Photo: Bettmann/Getty Images

It’s a commonplace observation that control of the future shape of the Supreme Court is one of the high-stakes consequences of the 2016 presidential election. That’s partly because the Court is currently at an ideological equipoise, with four generally liberal and four conservative justices (though Anthony Kennedy is not as easy to classify) presently serving, with one vacancy that Hillary Clinton or Donald Trump will likely get to fill.

But another reason 2016 could be big is that true domination of the Supreme Court by one party or ideology takes time, and usually consecutive presidencies of the same party. A Clinton presidency following an Obama presidency could do the trick.

That would be a really unusual opportunity for the Donkey Party, which has not had more than eight consecutive years of controlling the White House since Harry Truman left office. Republicans have had vastly better luck in securing SCOTUS nominations. Indeed, because Jimmy Carter did not have a single SCOTUS vacancy to fill, Republican presidents appointed an astonishing ten consecutive justices between 1969 and 1991. The only reason this did not produce a profoundly conservative SCOTUS era is (as any conservative, and especially Christian conservative, will tell you) that multiple Republican-appointed justices turned out to be relatively liberal on certain issues (notably abortion) or liberal altogether (e.g., John Paul Stevens and David Souter).

As Dylan Matthews explains at Vox, a second President Clinton (especially if she won a second term) would have a good shot at creating the first unambiguously liberal Court since 1971, and perhaps a 6-3 liberal majority on SCOTUS in fairly short order. Aside from stopping a conservative trend on the Court in areas ranging from campaign-finance reform to business regulation to labor law, such a development could lead to progressive constitutional landmarks unimagined for decades, such as prohibitions on mass incarceration and establishment of a truly national right to vote without state and local obstruction and harassment.

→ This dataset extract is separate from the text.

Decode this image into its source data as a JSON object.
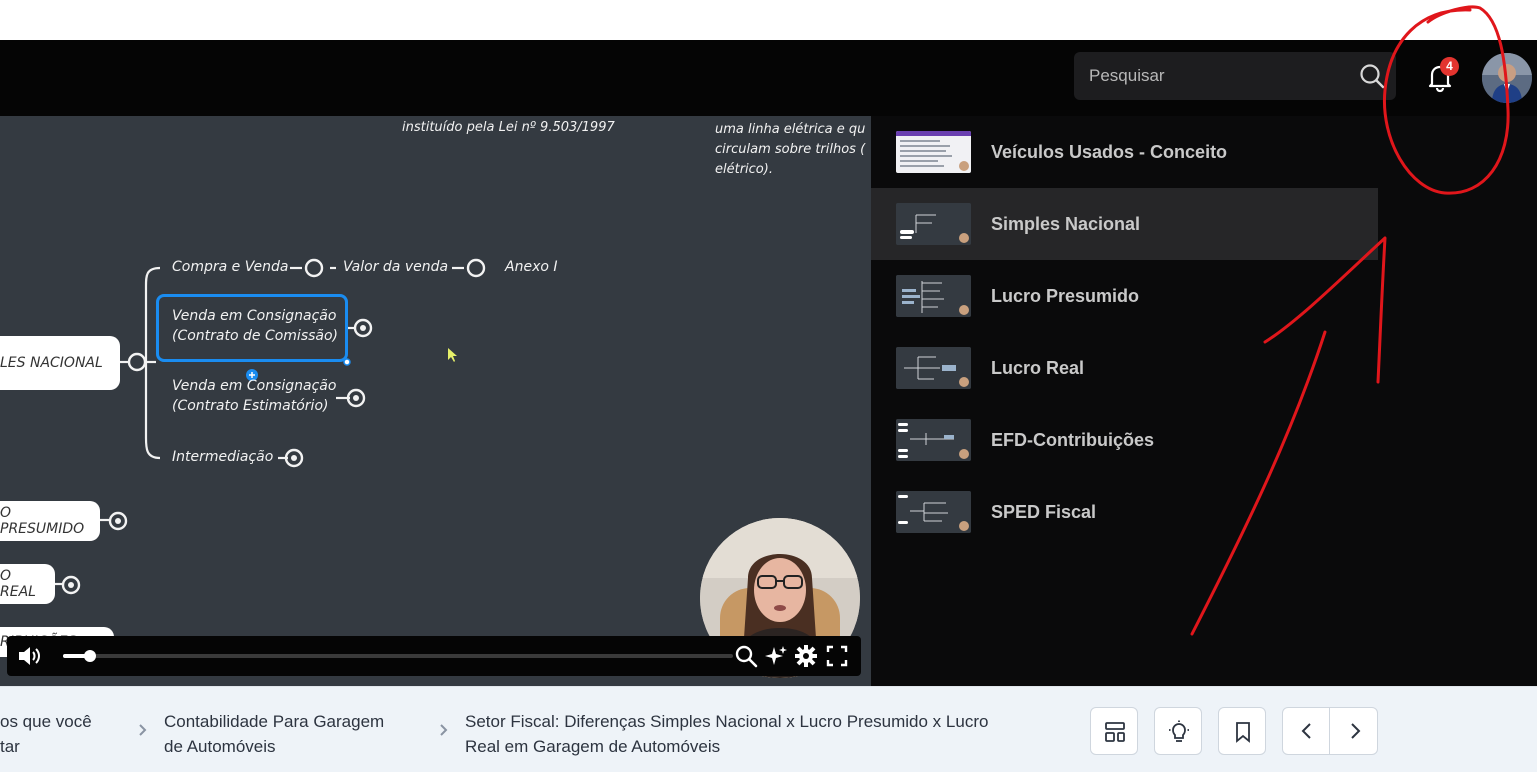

It is theoretically possible, of course, that Clinton appointments could disappoint liberals the way Nixon and Ford and Reagan appointments have disappointed conservatives. But probably not: The brouhaha over “treacherous” Republican justices has made it vastly more acceptable to vet potential nominees carefully for their past record and their judicial philosophy. There may be some doubt about what Donald Trump will do in the way of shaping the Supreme Court in a coherent manner. But Hillary Clinton’s direction in judicial appointments should be clear enough, and will probably motivate an unprecedented degree of conservative resistance in the Senate and beyond.